▶ _Task details_: Gather all lines in the data that hold the string "badge".

▶ _Records for this task_:
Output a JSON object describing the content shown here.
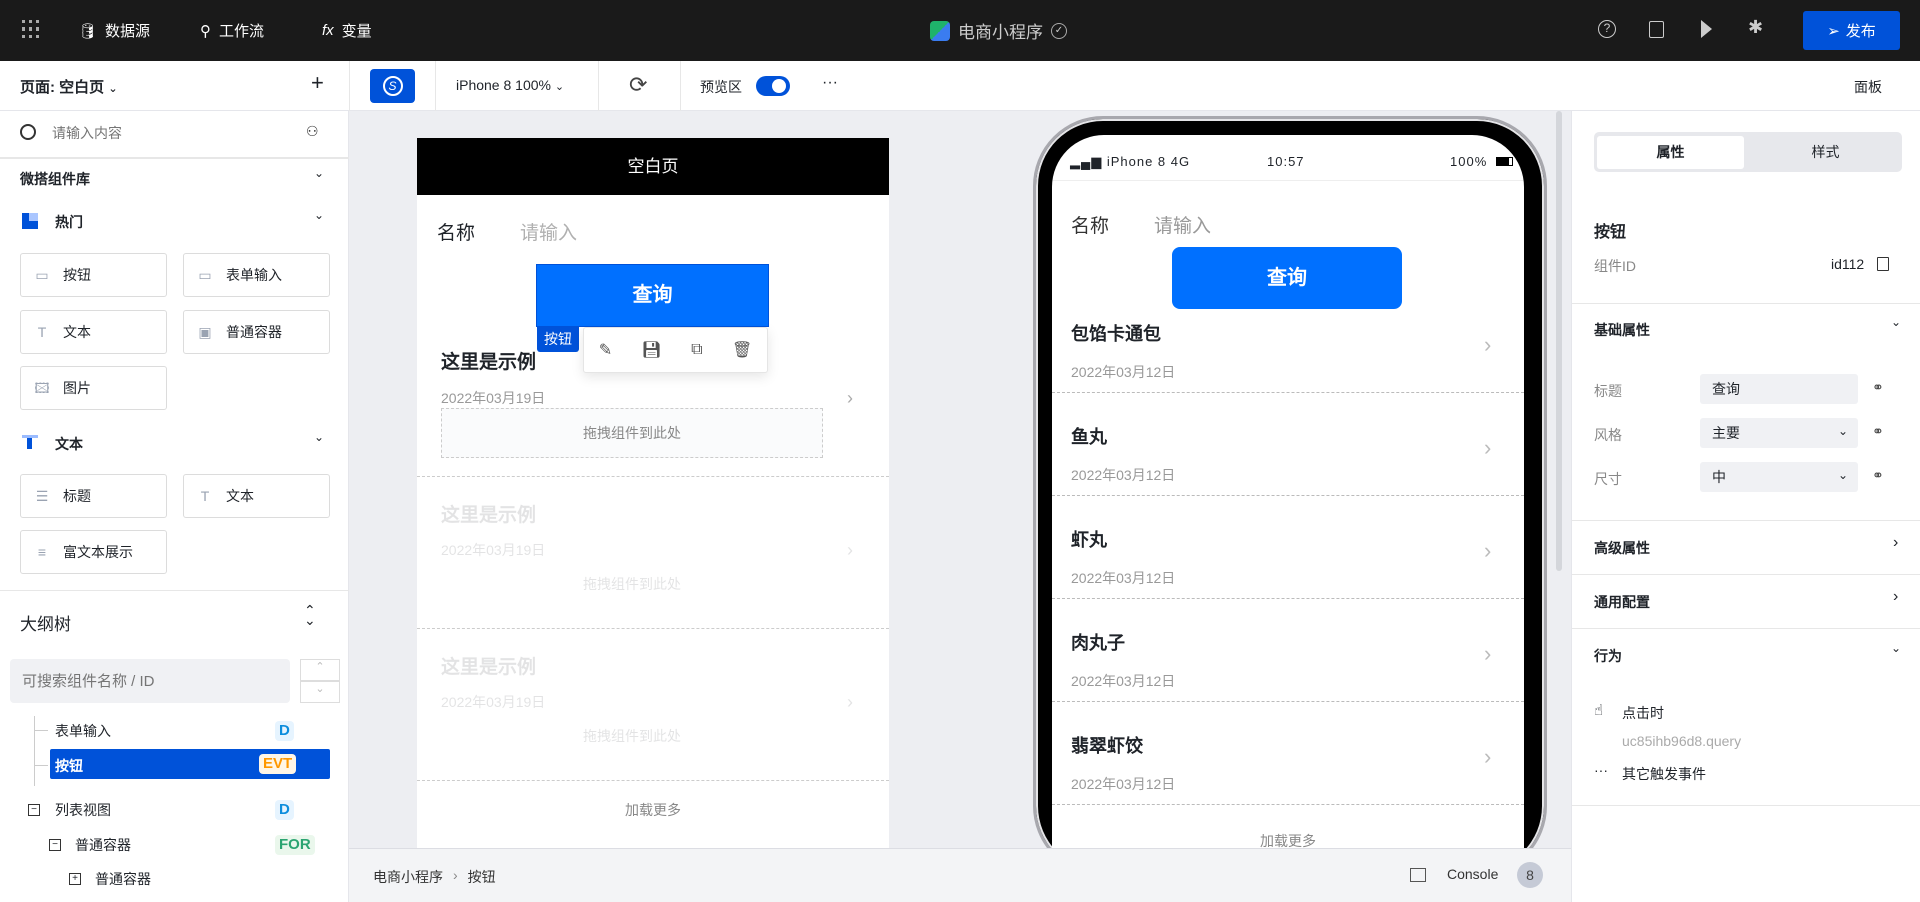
{
  "topbar": {
    "nav": [
      {
        "label": "数据源",
        "icon": "database-icon"
      },
      {
        "label": "工作流",
        "icon": "workflow-icon"
      },
      {
        "label": "变量",
        "icon": "fx-icon"
      }
    ],
    "app_title": "电商小程序",
    "publish_label": "发布",
    "accent": "#0052d9"
  },
  "toolbar": {
    "page_label": "页面: 空白页",
    "device": "iPhone 8 100%",
    "preview_label": "预览区",
    "preview_on": true,
    "more": "···",
    "panel_label": "面板"
  },
  "left": {
    "search_placeholder": "请输入内容",
    "library_title": "微搭组件库",
    "groups": [
      {
        "title": "热门",
        "items": [
          "按钮",
          "表单输入",
          "文本",
          "普通容器",
          "图片"
        ]
      },
      {
        "title": "文本",
        "items": [
          "标题",
          "文本",
          "富文本展示"
        ]
      }
    ],
    "outline": {
      "title": "大纲树",
      "search_placeholder": "可搜索组件名称 / ID",
      "nodes": [
        {
          "label": "表单输入",
          "badge": "D"
        },
        {
          "label": "按钮",
          "badge": "EVT",
          "selected": true
        },
        {
          "label": "列表视图",
          "badge": "D"
        },
        {
          "label": "普通容器",
          "badge": "FOR"
        },
        {
          "label": "普通容器",
          "badge": ""
        }
      ]
    }
  },
  "designer": {
    "page_title": "空白页",
    "field_label": "名称",
    "field_placeholder": "请输入",
    "button_label": "查询",
    "selected_tag": "按钮",
    "items": [
      {
        "title": "这里是示例",
        "date": "2022年03月19日",
        "drop": "拖拽组件到此处"
      },
      {
        "title": "这里是示例",
        "date": "2022年03月19日",
        "drop": "拖拽组件到此处"
      },
      {
        "title": "这里是示例",
        "date": "2022年03月19日",
        "drop": "拖拽组件到此处"
      }
    ],
    "load_more": "加载更多"
  },
  "phone": {
    "carrier": "iPhone 8  4G",
    "time": "10:57",
    "battery": "100%",
    "field_label": "名称",
    "field_placeholder": "请输入",
    "button_label": "查询",
    "items": [
      {
        "title": "包馅卡通包",
        "date": "2022年03月12日"
      },
      {
        "title": "鱼丸",
        "date": "2022年03月12日"
      },
      {
        "title": "虾丸",
        "date": "2022年03月12日"
      },
      {
        "title": "肉丸子",
        "date": "2022年03月12日"
      },
      {
        "title": "翡翠虾饺",
        "date": "2022年03月12日"
      }
    ],
    "load_more": "加载更多"
  },
  "bottombar": {
    "breadcrumb": [
      "电商小程序",
      "按钮"
    ],
    "console_label": "Console",
    "console_count": "8"
  },
  "right": {
    "tabs": [
      "属性",
      "样式"
    ],
    "component_name": "按钮",
    "id_label": "组件ID",
    "id_value": "id112",
    "basic_title": "基础属性",
    "props": [
      {
        "label": "标题",
        "value": "查询"
      },
      {
        "label": "风格",
        "value": "主要"
      },
      {
        "label": "尺寸",
        "value": "中"
      }
    ],
    "advanced_title": "高级属性",
    "common_title": "通用配置",
    "behavior_title": "行为",
    "event_label": "点击时",
    "event_action": "uc85ihb96d8.query",
    "other_events": "其它触发事件"
  }
}
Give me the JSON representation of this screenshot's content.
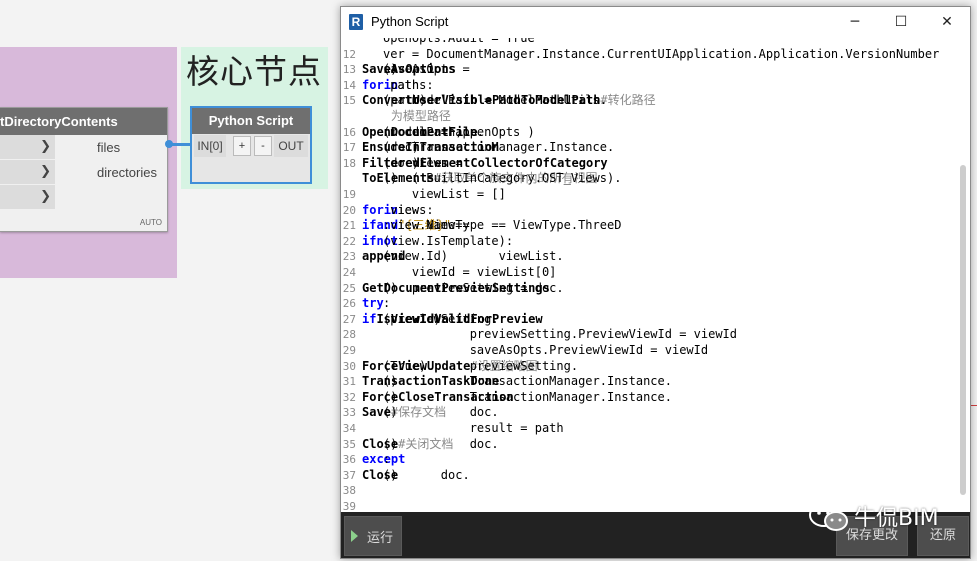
{
  "canvas": {
    "group_title": "核心节点",
    "dir_node": {
      "title": "GetDirectoryContents",
      "title_visible": "tDirectoryContents",
      "input_arrow": "❯",
      "outputs": [
        "files",
        "directories"
      ],
      "lacing": "AUTO"
    },
    "py_node": {
      "title": "Python Script",
      "input": "IN[0]",
      "plus": "+",
      "minus": "-",
      "output": "OUT"
    }
  },
  "window": {
    "title": "Python Script",
    "app_icon": "R",
    "controls": {
      "minimize": "─",
      "maximize": "☐",
      "close": "✕"
    }
  },
  "editor": {
    "lines": [
      {
        "n": "",
        "segs": [
          {
            "t": "openOpts.Audit = True",
            "c": "txt"
          }
        ]
      },
      {
        "n": "12",
        "segs": [
          {
            "t": "ver = DocumentManager.Instance.CurrentUIApplication.Application.VersionNumber",
            "c": "txt"
          }
        ]
      },
      {
        "n": "13",
        "segs": [
          {
            "t": "saveAsOpts = ",
            "c": "txt"
          },
          {
            "t": "SaveAsOptions",
            "c": "fn"
          },
          {
            "t": "()",
            "c": "txt"
          }
        ]
      },
      {
        "n": "14",
        "segs": [
          {
            "t": "for",
            "c": "kw"
          },
          {
            "t": " path ",
            "c": "txt"
          },
          {
            "t": "in",
            "c": "kw"
          },
          {
            "t": " paths:",
            "c": "txt"
          }
        ]
      },
      {
        "n": "15",
        "segs": [
          {
            "t": "    modelPath = ModelPathUtils.",
            "c": "txt"
          },
          {
            "t": "ConvertUserVisiblePathToModelPath",
            "c": "fn"
          },
          {
            "t": "(path) ",
            "c": "txt"
          },
          {
            "t": "#转化路径",
            "c": "cm"
          }
        ]
      },
      {
        "n": "",
        "segs": [
          {
            "t": "    为模型路径",
            "c": "cm"
          }
        ]
      },
      {
        "n": "16",
        "segs": [
          {
            "t": "    doc = app.",
            "c": "txt"
          },
          {
            "t": "OpenDocumentFile",
            "c": "fn"
          },
          {
            "t": "(modelPath,openOpts )",
            "c": "txt"
          }
        ]
      },
      {
        "n": "17",
        "segs": [
          {
            "t": "    TransactionManager.Instance.",
            "c": "txt"
          },
          {
            "t": "EnsureInTransaction",
            "c": "fn"
          },
          {
            "t": "(doc)",
            "c": "txt"
          }
        ]
      },
      {
        "n": "18",
        "segs": [
          {
            "t": "    views = ",
            "c": "txt"
          },
          {
            "t": "FilteredElementCollector",
            "c": "fn"
          },
          {
            "t": "(doc).",
            "c": "txt"
          },
          {
            "t": "OfCategory",
            "c": "fn"
          }
        ]
      },
      {
        "n": "",
        "segs": [
          {
            "t": "    ( BuiltInCategory.OST_Views).",
            "c": "txt"
          },
          {
            "t": "ToElements",
            "c": "fn"
          },
          {
            "t": "() ",
            "c": "txt"
          },
          {
            "t": "#获取单个族文件内的所有视图",
            "c": "cm"
          }
        ]
      },
      {
        "n": "19",
        "segs": [
          {
            "t": "    viewList = []",
            "c": "txt"
          }
        ]
      },
      {
        "n": "20",
        "segs": [
          {
            "t": "    ",
            "c": "txt"
          },
          {
            "t": "for",
            "c": "kw"
          },
          {
            "t": " view ",
            "c": "txt"
          },
          {
            "t": "in",
            "c": "kw"
          },
          {
            "t": " views:",
            "c": "txt"
          }
        ]
      },
      {
        "n": "21",
        "segs": [
          {
            "t": "        ",
            "c": "txt"
          },
          {
            "t": "if",
            "c": "kw"
          },
          {
            "t": " view.ViewType == ViewType.ThreeD ",
            "c": "txt"
          },
          {
            "t": "and",
            "c": "kw"
          },
          {
            "t": " view.Name==",
            "c": "txt"
          },
          {
            "t": "\"{三维}\"",
            "c": "st"
          },
          {
            "t": ":",
            "c": "txt"
          }
        ]
      },
      {
        "n": "22",
        "segs": [
          {
            "t": "            ",
            "c": "txt"
          },
          {
            "t": "if",
            "c": "kw"
          },
          {
            "t": " ",
            "c": "txt"
          },
          {
            "t": "not",
            "c": "kw"
          },
          {
            "t": "(view.IsTemplate):",
            "c": "txt"
          }
        ]
      },
      {
        "n": "23",
        "segs": [
          {
            "t": "                viewList.",
            "c": "txt"
          },
          {
            "t": "append",
            "c": "fn"
          },
          {
            "t": "(view.Id)",
            "c": "txt"
          }
        ]
      },
      {
        "n": "24",
        "segs": [
          {
            "t": "    viewId = viewList[0]",
            "c": "txt"
          }
        ]
      },
      {
        "n": "25",
        "segs": [
          {
            "t": "    previewSetting = doc.",
            "c": "txt"
          },
          {
            "t": "GetDocumentPreviewSettings",
            "c": "fn"
          },
          {
            "t": "()",
            "c": "txt"
          }
        ]
      },
      {
        "n": "26",
        "segs": [
          {
            "t": "    ",
            "c": "txt"
          },
          {
            "t": "try",
            "c": "kw"
          },
          {
            "t": ":",
            "c": "txt"
          }
        ]
      },
      {
        "n": "27",
        "segs": [
          {
            "t": "        ",
            "c": "txt"
          },
          {
            "t": "if",
            "c": "kw"
          },
          {
            "t": " previewSetting.",
            "c": "txt"
          },
          {
            "t": "IsViewIdValidForPreview",
            "c": "fn"
          },
          {
            "t": "(viewId):",
            "c": "txt"
          }
        ]
      },
      {
        "n": "28",
        "segs": [
          {
            "t": "            previewSetting.PreviewViewId = viewId",
            "c": "txt"
          }
        ]
      },
      {
        "n": "29",
        "segs": [
          {
            "t": "            saveAsOpts.PreviewViewId = viewId",
            "c": "txt"
          }
        ]
      },
      {
        "n": "30",
        "segs": [
          {
            "t": "            previewSetting.",
            "c": "txt"
          },
          {
            "t": "ForceViewUpdate",
            "c": "fn"
          },
          {
            "t": "(True) ",
            "c": "txt"
          },
          {
            "t": "#设置缩略图",
            "c": "cm"
          }
        ]
      },
      {
        "n": "31",
        "segs": [
          {
            "t": "            TransactionManager.Instance.",
            "c": "txt"
          },
          {
            "t": "TransactionTaskDone",
            "c": "fn"
          },
          {
            "t": "()",
            "c": "txt"
          }
        ]
      },
      {
        "n": "32",
        "segs": [
          {
            "t": "            TransactionManager.Instance.",
            "c": "txt"
          },
          {
            "t": "ForceCloseTransaction",
            "c": "fn"
          },
          {
            "t": "()",
            "c": "txt"
          }
        ]
      },
      {
        "n": "33",
        "segs": [
          {
            "t": "            doc.",
            "c": "txt"
          },
          {
            "t": "Save",
            "c": "fn"
          },
          {
            "t": "()",
            "c": "txt"
          },
          {
            "t": "#保存文档",
            "c": "cm"
          }
        ]
      },
      {
        "n": "34",
        "segs": [
          {
            "t": "            result = path",
            "c": "txt"
          }
        ]
      },
      {
        "n": "35",
        "segs": [
          {
            "t": "            doc.",
            "c": "txt"
          },
          {
            "t": "Close",
            "c": "fn"
          },
          {
            "t": "()",
            "c": "txt"
          },
          {
            "t": "#关闭文档",
            "c": "cm"
          }
        ]
      },
      {
        "n": "36",
        "segs": [
          {
            "t": "    ",
            "c": "txt"
          },
          {
            "t": "except",
            "c": "kw"
          },
          {
            "t": ":",
            "c": "txt"
          }
        ]
      },
      {
        "n": "37",
        "segs": [
          {
            "t": "        doc.",
            "c": "txt"
          },
          {
            "t": "Close",
            "c": "fn"
          },
          {
            "t": "()",
            "c": "txt"
          }
        ]
      },
      {
        "n": "38",
        "segs": []
      },
      {
        "n": "39",
        "segs": []
      }
    ]
  },
  "footer": {
    "run_label": "运行",
    "save_label": "保存更改",
    "revert_label": "还原"
  },
  "watermark": {
    "text": "牛侃BIM"
  },
  "colors": {
    "keyword": "#0000ff",
    "comment": "#8a8a8a",
    "string": "#b8860b",
    "wire": "#3f8fd8",
    "group_purple": "#d8b9da",
    "group_green": "#d7f3e3",
    "footer_bg": "#222222"
  }
}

▶ _Answer section_:
          "badge": "D"
          "badge": "EVT",
          "badge": "D"
          "badge": "FOR"
          "badge": ""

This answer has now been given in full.